I enjoyed Alexandra Robbins’ latest book, The Geeks Shall Inherit the Earth: Popularity, Quirk Theory, and Why Outsiders Thrive After High School. Since I was and am a nerd (though I do not remember the word being in vogue in high school, a thousand years ago), I appreciated her perspective on high school. I find myself telling some of my students “it is only 4 years” often. I especially liked the profiles of Blue, Danielle, Joy and Noah. As a teacher, I appreciated the inside view of how the social scene plays out in the halls and cafeteria. I have observed most of these scenarios were happening daily at school, but my age and job preclude my direct involvement most of the time. I am often uncomfortable with my younger colleagues’ more enthusiastic immersion in the social lives of the students: I do not let anyone disrespect anyone else in my class or in my earshot, but I would not be able to teach if I spent my time trying to figure out what is occurring as they put themselves into workgroups or encounter each other in the halls. If you are doing your job as a teacher, some of what you do is refocus their attention away from the insane level of drama and self-absorption that hormones dictate. And that is the way it should stay: I trust my relationship with my students, and hope that it will provide them with the support that it is appropriate for me to provide.

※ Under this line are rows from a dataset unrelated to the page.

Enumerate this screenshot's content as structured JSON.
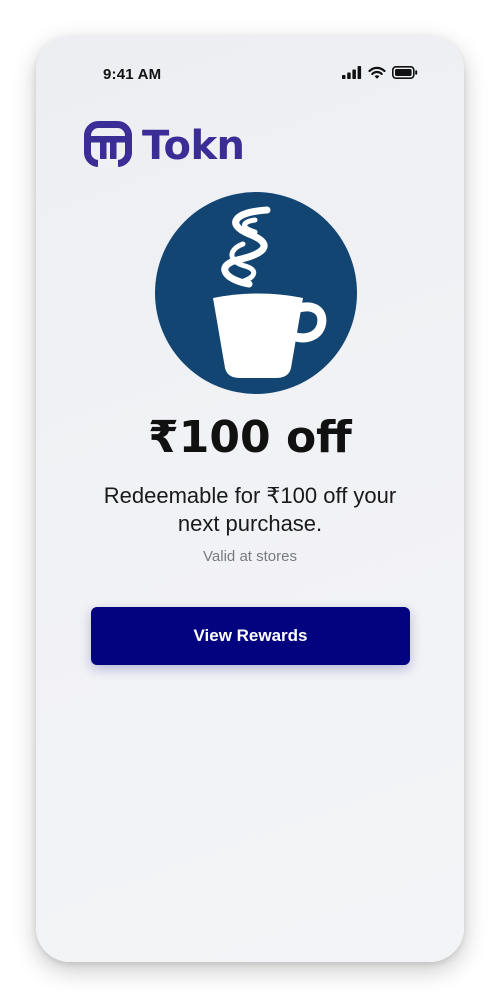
{
  "status_bar": {
    "time": "9:41 AM",
    "icons": [
      "cellular-signal-icon",
      "wifi-icon",
      "battery-icon"
    ]
  },
  "brand": {
    "name": "Tokn",
    "logo_icon": "tokn-logo-icon",
    "color": "#3b2d96"
  },
  "offer": {
    "illustration": "coffee-cup-icon",
    "illustration_bg": "#134573",
    "title": "₹100 off",
    "description": "Redeemable for ₹100 off your next purchase.",
    "validity": "Valid at stores"
  },
  "actions": {
    "view_rewards_label": "View Rewards",
    "button_color": "#04037f"
  }
}
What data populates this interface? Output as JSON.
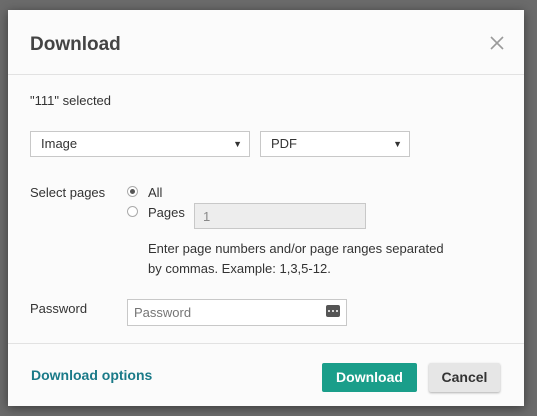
{
  "dialog": {
    "title": "Download",
    "selected_text": "\"111\" selected"
  },
  "format": {
    "type_value": "Image",
    "output_value": "PDF"
  },
  "pages": {
    "label": "Select pages",
    "option_all": "All",
    "option_pages": "Pages",
    "pages_value": "1",
    "hint": "Enter page numbers and/or page ranges separated by commas. Example: 1,3,5-12."
  },
  "password": {
    "label": "Password",
    "placeholder": "Password"
  },
  "footer": {
    "options_link": "Download options",
    "download_button": "Download",
    "cancel_button": "Cancel"
  },
  "colors": {
    "accent": "#1a9e8a",
    "link": "#1a7a88"
  },
  "icons": {
    "close": "close-icon",
    "caret": "caret-down-icon",
    "password_toggle": "password-dots-icon"
  }
}
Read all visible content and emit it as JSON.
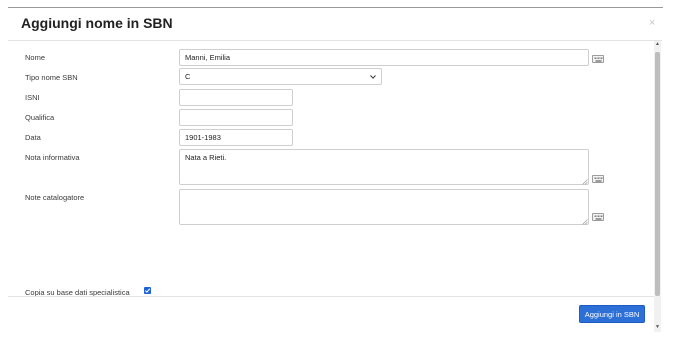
{
  "modal": {
    "title": "Aggiungi nome in SBN",
    "close_glyph": "×"
  },
  "form": {
    "nome": {
      "label": "Nome",
      "value": "Manni, Emilia",
      "icon": "keyboard-icon"
    },
    "tipo_nome": {
      "label": "Tipo nome SBN",
      "value": "C"
    },
    "isni": {
      "label": "ISNI",
      "value": ""
    },
    "qualifica": {
      "label": "Qualifica",
      "value": ""
    },
    "data": {
      "label": "Data",
      "value": "1901-1983"
    },
    "nota_informativa": {
      "label": "Nota informativa",
      "value": "Nata a Rieti.",
      "icon": "keyboard-icon"
    },
    "note_catalogatore": {
      "label": "Note catalogatore",
      "value": "",
      "icon": "keyboard-icon"
    },
    "copia": {
      "label": "Copia su base dati specialistica",
      "checked": true
    }
  },
  "footer": {
    "submit_label": "Aggiungi in SBN"
  },
  "colors": {
    "primary": "#2c6fd6",
    "border": "#cfcfcf"
  }
}
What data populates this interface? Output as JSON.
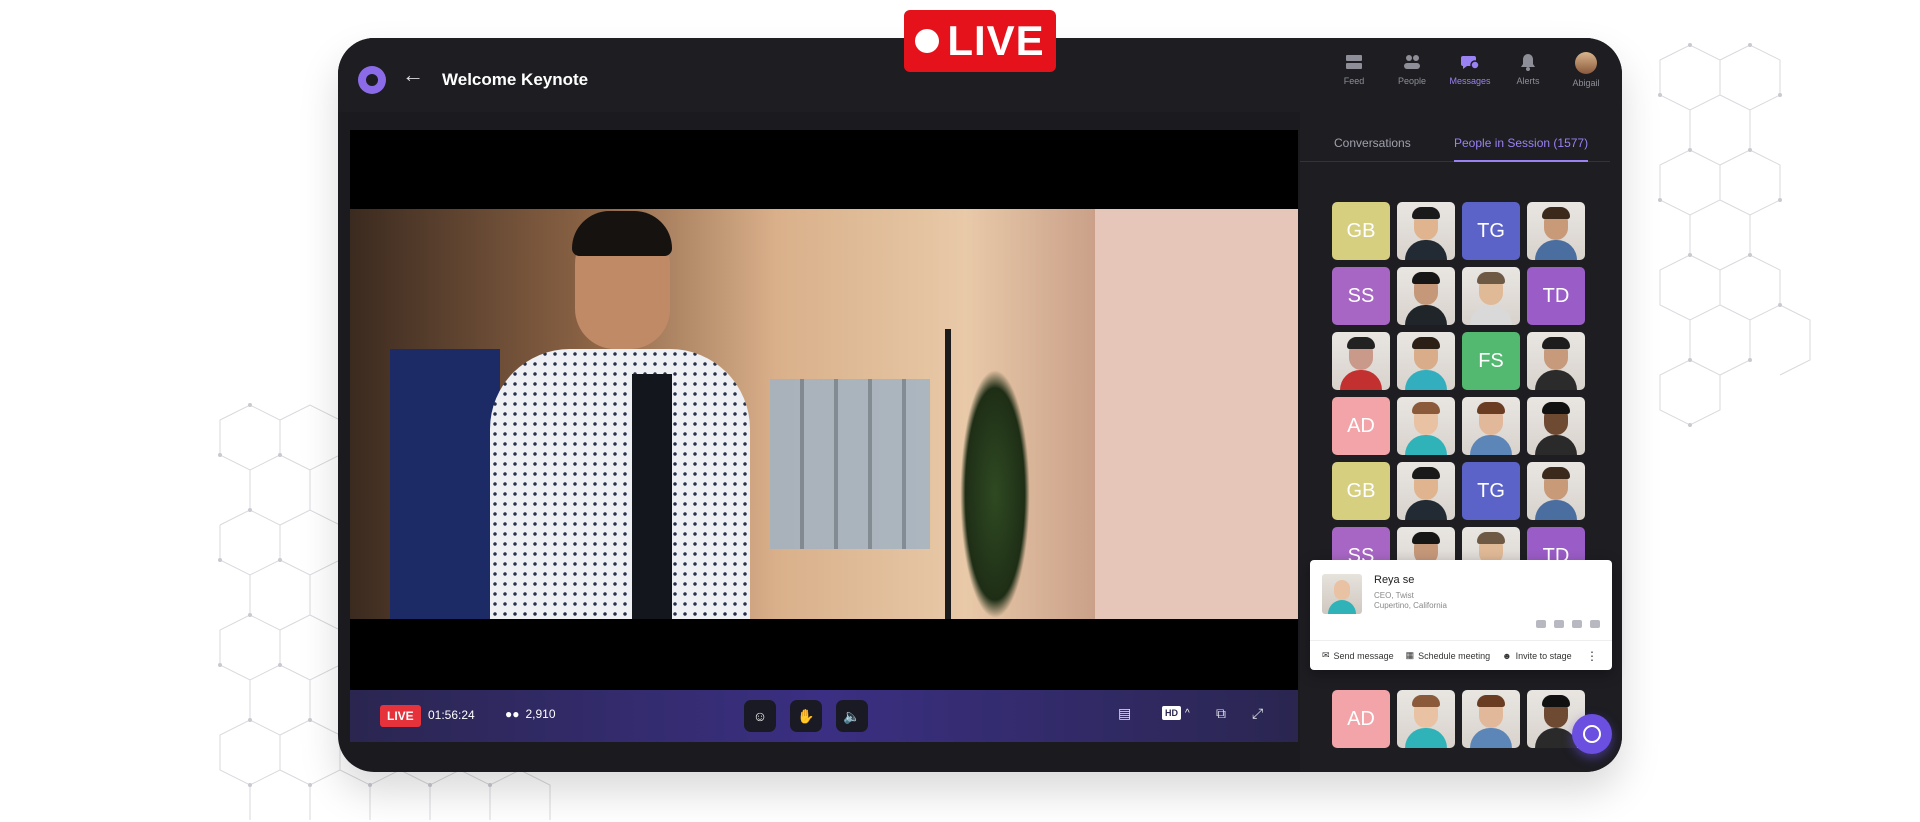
{
  "banner": {
    "live_label": "LIVE"
  },
  "header": {
    "title": "Welcome Keynote",
    "nav": [
      {
        "label": "Feed",
        "icon": "feed-icon",
        "active": false
      },
      {
        "label": "People",
        "icon": "people-icon",
        "active": false
      },
      {
        "label": "Messages",
        "icon": "messages-icon",
        "active": true
      },
      {
        "label": "Alerts",
        "icon": "bell-icon",
        "active": false
      },
      {
        "label": "Abigail",
        "icon": "user-avatar",
        "active": false
      }
    ]
  },
  "player": {
    "live_label": "LIVE",
    "elapsed": "01:56:24",
    "viewers": "2,910",
    "quality": "HD"
  },
  "sidebar": {
    "tabs": [
      {
        "label": "Conversations",
        "active": false
      },
      {
        "label": "People in Session (1577)",
        "active": true
      }
    ],
    "attendees": [
      {
        "initials": "GB",
        "color": "#d6cf80"
      },
      {
        "photo": true,
        "skin": "#e0b48f",
        "shirt": "#222a33",
        "hair": "#1a1a1a"
      },
      {
        "initials": "TG",
        "color": "#5b63c9"
      },
      {
        "photo": true,
        "skin": "#c99a78",
        "shirt": "#4a6ea0",
        "hair": "#3b2a1c"
      },
      {
        "initials": "SS",
        "color": "#a766c4"
      },
      {
        "photo": true,
        "skin": "#c6987a",
        "shirt": "#1f2529",
        "hair": "#161616"
      },
      {
        "photo": true,
        "skin": "#e0b997",
        "shirt": "#d9d9d9",
        "hair": "#6e5a44"
      },
      {
        "initials": "TD",
        "color": "#9a5cc6"
      },
      {
        "photo": true,
        "skin": "#c99a8a",
        "shirt": "#c23030",
        "hair": "#222"
      },
      {
        "photo": true,
        "skin": "#d9ac8a",
        "shirt": "#33aebf",
        "hair": "#2b1f16"
      },
      {
        "initials": "FS",
        "color": "#53b870"
      },
      {
        "photo": true,
        "skin": "#c79a7c",
        "shirt": "#2b2b2b",
        "hair": "#1d1d1d"
      },
      {
        "initials": "AD",
        "color": "#f2a4a8"
      },
      {
        "photo": true,
        "skin": "#e9c2a3",
        "shirt": "#2fb3b8",
        "hair": "#8a5a3a"
      },
      {
        "photo": true,
        "skin": "#e2b89b",
        "shirt": "#5c86b8",
        "hair": "#6a3d22"
      },
      {
        "photo": true,
        "skin": "#6e4a33",
        "shirt": "#2a2a2a",
        "hair": "#111"
      },
      {
        "initials": "GB",
        "color": "#d6cf80"
      },
      {
        "photo": true,
        "skin": "#e0b48f",
        "shirt": "#222a33",
        "hair": "#1a1a1a"
      },
      {
        "initials": "TG",
        "color": "#5b63c9"
      },
      {
        "photo": true,
        "skin": "#c99a78",
        "shirt": "#4a6ea0",
        "hair": "#3b2a1c"
      },
      {
        "initials": "SS",
        "color": "#a766c4"
      },
      {
        "photo": true,
        "skin": "#c6987a",
        "shirt": "#1f2529",
        "hair": "#161616"
      },
      {
        "photo": true,
        "skin": "#e0b997",
        "shirt": "#d9d9d9",
        "hair": "#6e5a44"
      },
      {
        "initials": "TD",
        "color": "#9a5cc6"
      }
    ],
    "bottom_row": [
      {
        "initials": "AD",
        "color": "#f2a4a8"
      },
      {
        "photo": true,
        "skin": "#e9c2a3",
        "shirt": "#2fb3b8",
        "hair": "#8a5a3a"
      },
      {
        "photo": true,
        "skin": "#e2b89b",
        "shirt": "#5c86b8",
        "hair": "#6a3d22"
      },
      {
        "photo": true,
        "skin": "#6e4a33",
        "shirt": "#2a2a2a",
        "hair": "#111"
      }
    ]
  },
  "profile_card": {
    "name": "Reya se",
    "role": "CEO, Twist",
    "location": "Cupertino, California",
    "actions": [
      "Send message",
      "Schedule meeting",
      "Invite to stage"
    ]
  },
  "colors": {
    "accent": "#9b82f2",
    "live_red": "#e5121b",
    "frame": "#1a1a1f"
  }
}
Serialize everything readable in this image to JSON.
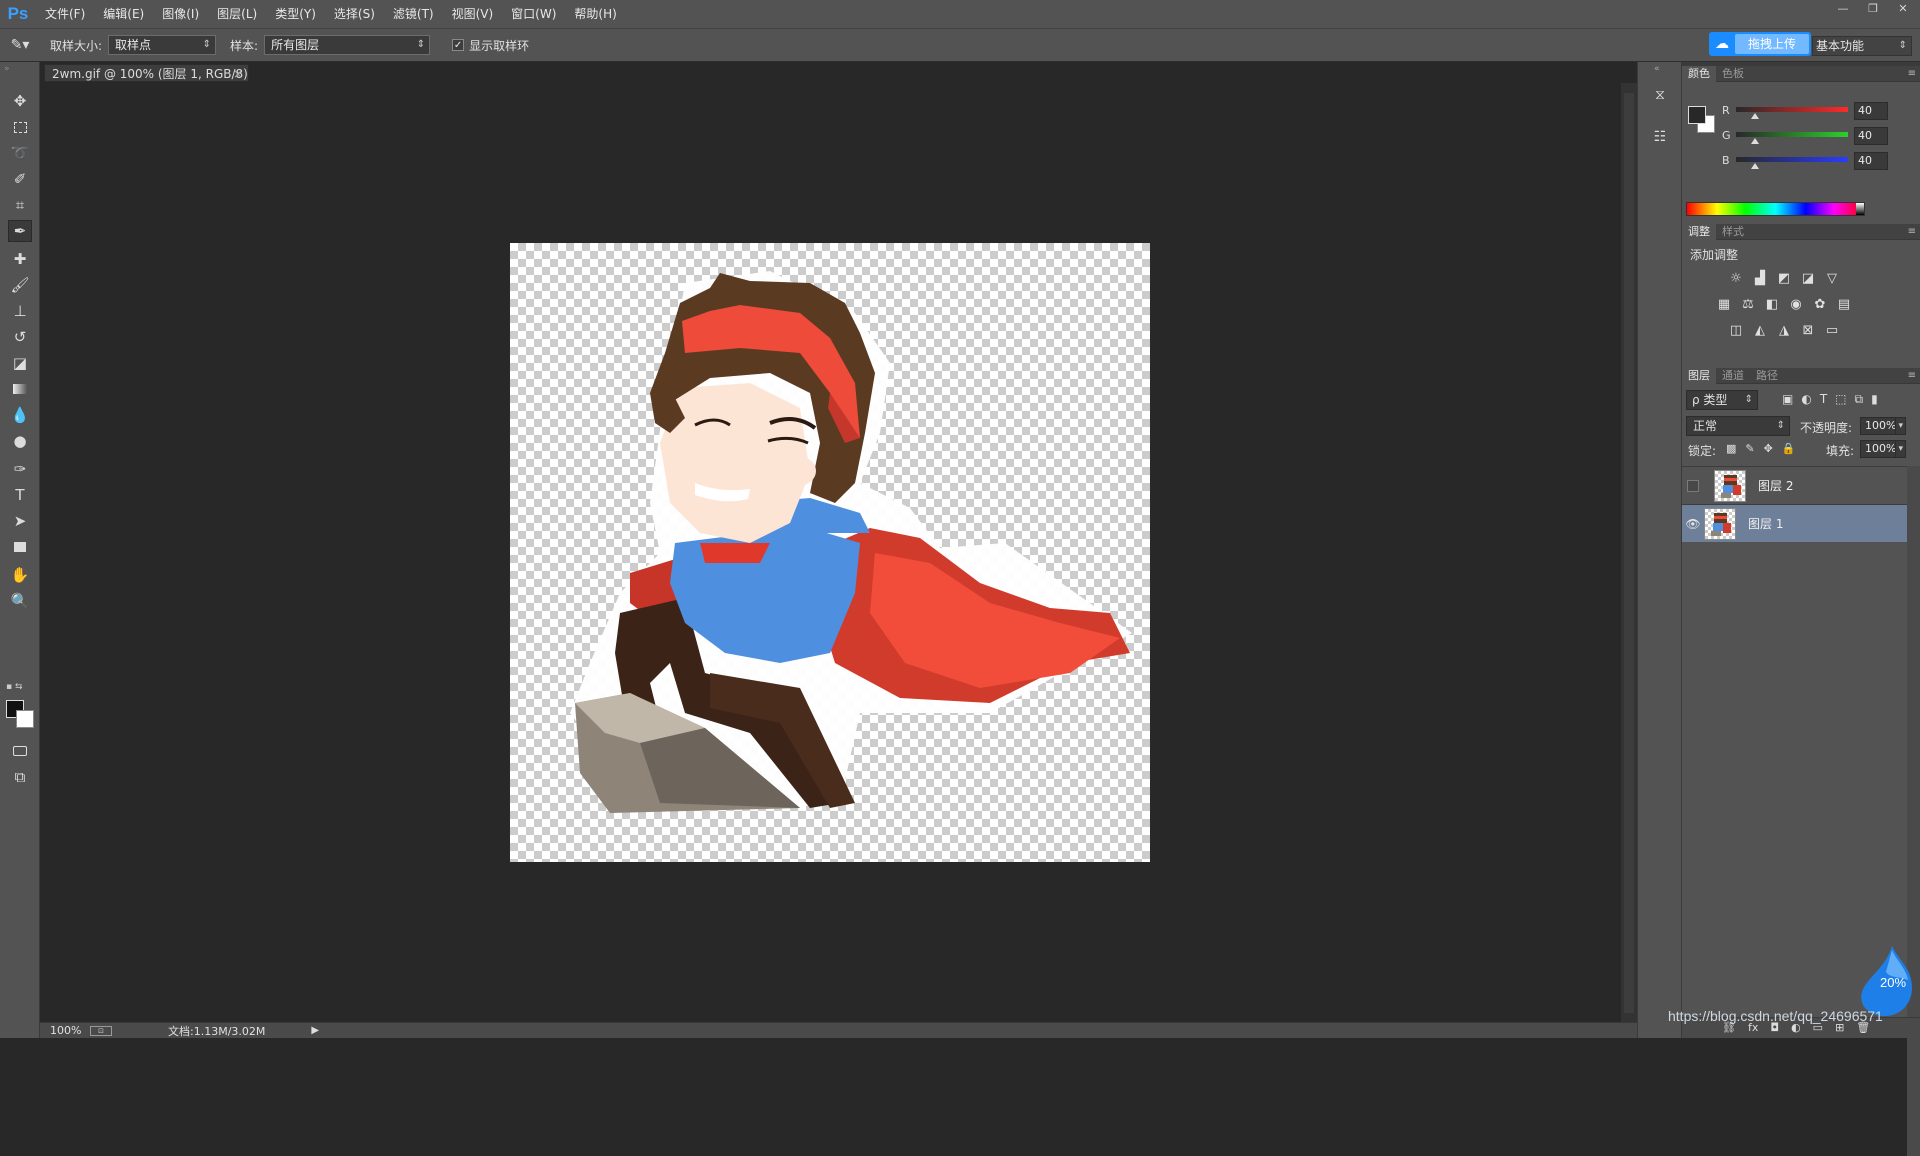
{
  "menubar": {
    "logo": "Ps",
    "items": [
      "文件(F)",
      "编辑(E)",
      "图像(I)",
      "图层(L)",
      "类型(Y)",
      "选择(S)",
      "滤镜(T)",
      "视图(V)",
      "窗口(W)",
      "帮助(H)"
    ],
    "window_controls": [
      "—",
      "❐",
      "✕"
    ]
  },
  "options": {
    "sample_size_label": "取样大小:",
    "sample_size_value": "取样点",
    "sample_label": "样本:",
    "sample_value": "所有图层",
    "show_ring_label": "显示取样环",
    "show_ring_checked": true,
    "upload_label": "拖拽上传",
    "workspace": "基本功能"
  },
  "document": {
    "tab_title": "2wm.gif @ 100% (图层 1, RGB/8)",
    "close": "×"
  },
  "status": {
    "zoom": "100%",
    "doc_info": "文档:1.13M/3.02M"
  },
  "color_panel": {
    "tabs": [
      "颜色",
      "色板"
    ],
    "channels": [
      {
        "label": "R",
        "value": "40",
        "color": "#ff2a2a"
      },
      {
        "label": "G",
        "value": "40",
        "color": "#2ad12a"
      },
      {
        "label": "B",
        "value": "40",
        "color": "#2a3cff"
      }
    ]
  },
  "adjust_panel": {
    "tabs": [
      "调整",
      "样式"
    ],
    "title": "添加调整"
  },
  "layers_panel": {
    "tabs": [
      "图层",
      "通道",
      "路径"
    ],
    "filter": "ρ 类型",
    "blend_mode": "正常",
    "opacity_label": "不透明度:",
    "opacity": "100%",
    "lock_label": "锁定:",
    "fill_label": "填充:",
    "fill": "100%",
    "layers": [
      {
        "name": "图层 2",
        "visible": false,
        "selected": false
      },
      {
        "name": "图层 1",
        "visible": true,
        "selected": true
      }
    ]
  },
  "overlay": {
    "watermark": "https://blog.csdn.net/qq_24696571",
    "net_percent": "20%"
  }
}
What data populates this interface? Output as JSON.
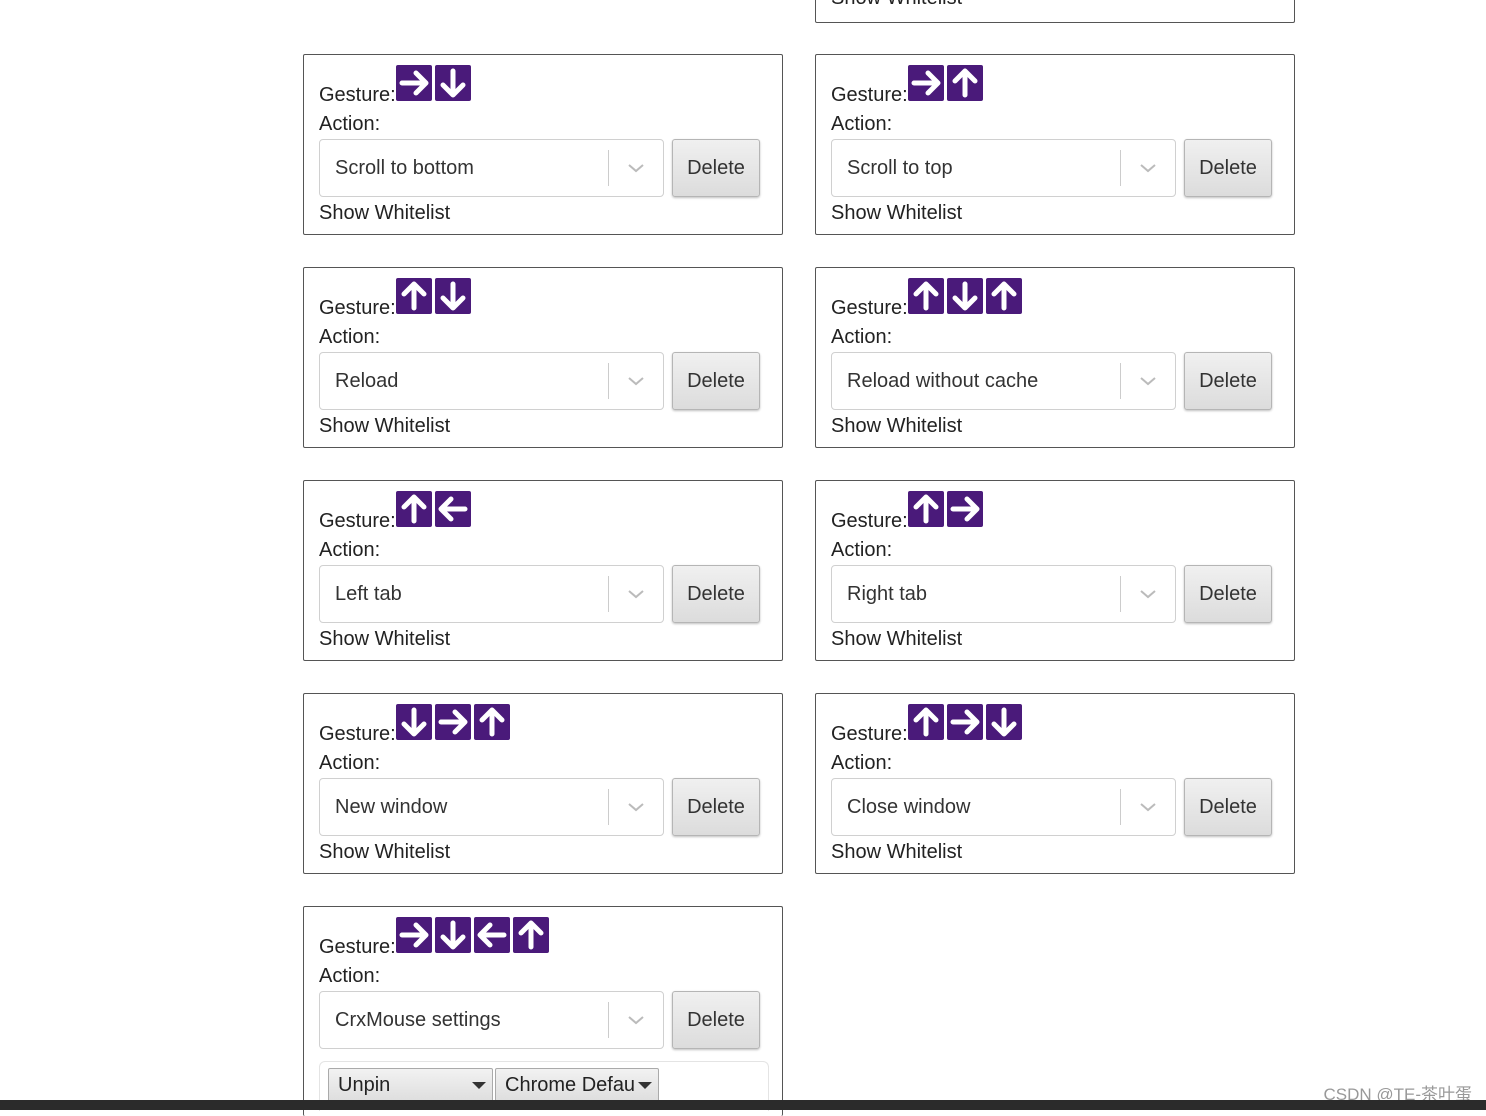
{
  "labels": {
    "gesture": "Gesture:",
    "action": "Action:",
    "show_whitelist": "Show Whitelist",
    "delete": "Delete"
  },
  "colors": {
    "arrow_tile": "#4a1a7a",
    "arrow_glyph": "#ffffff"
  },
  "gestures": [
    {
      "arrows": [
        "right",
        "down"
      ],
      "action": "Scroll to bottom"
    },
    {
      "arrows": [
        "right",
        "up"
      ],
      "action": "Scroll to top"
    },
    {
      "arrows": [
        "up",
        "down"
      ],
      "action": "Reload"
    },
    {
      "arrows": [
        "up",
        "down",
        "up"
      ],
      "action": "Reload without cache"
    },
    {
      "arrows": [
        "up",
        "left"
      ],
      "action": "Left tab"
    },
    {
      "arrows": [
        "up",
        "right"
      ],
      "action": "Right tab"
    },
    {
      "arrows": [
        "down",
        "right",
        "up"
      ],
      "action": "New window"
    },
    {
      "arrows": [
        "up",
        "right",
        "down"
      ],
      "action": "Close window"
    },
    {
      "arrows": [
        "right",
        "down",
        "left",
        "up"
      ],
      "action": "CrxMouse settings"
    }
  ],
  "last_card_options": {
    "pin_select": "Unpin",
    "browser_select": "Chrome Defau"
  },
  "watermark": "CSDN @TE-茶叶蛋"
}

But Robbins’ research and judgments seem sloppy at times: she quotes certain social scientists, like Daniel Goleman, Dan Merten or Solomon Asch, but only to support her points. I wish I were sure that she had done all her research homework. She coins the term “quirk theory” to describe her observation that what makes someone an outcast in high school often makes them successful later. It is not really a theory, and a little glib for me—and not supported by this year long “study.” I also question the addition of a teacher into the mix. How am I supposed to judge Robbins’ observations about a teacher, when the subject is students? I also found it disturbing that I could not tell Regan was a teacher until it is revealed halfway through the book. Admittedly, I work in a parochial high school, so the social milieu is somewhat different than some of the schools in the book, but I have never experienced the pervasive petty “high school” behavior of the teachers she chronicles. Regan is too naïve to be real, especially if she has spent 24 years as a gay individual in America. Asking Regan to put herself into the limelight as a gay teacher just proved to be another distraction from the task at hand: TEACHING. My personal life is not the subject I teach. The challenges designed by Robbins for each subject could have been dangerous: she seemed to think them up off the top of her head. Is that responsible? I’m not sure.
I found myself wondering if the author sees herself as a kind of Malcolm Gladwell for the social community of high school. Gladwell’s books are quirky and pointed in their analyses, but you know what you are in for when you open any of his books. I am not sure whether this is supposed to be journalism, creative nonfiction or social experiment. I found myself skimming the sections in between the anecdotes from each student, and then savoring the progress or setbacks of each teen through out the year. So I enjoyed reading this book, but wished it contained more substance.
2.5 out of 5 stars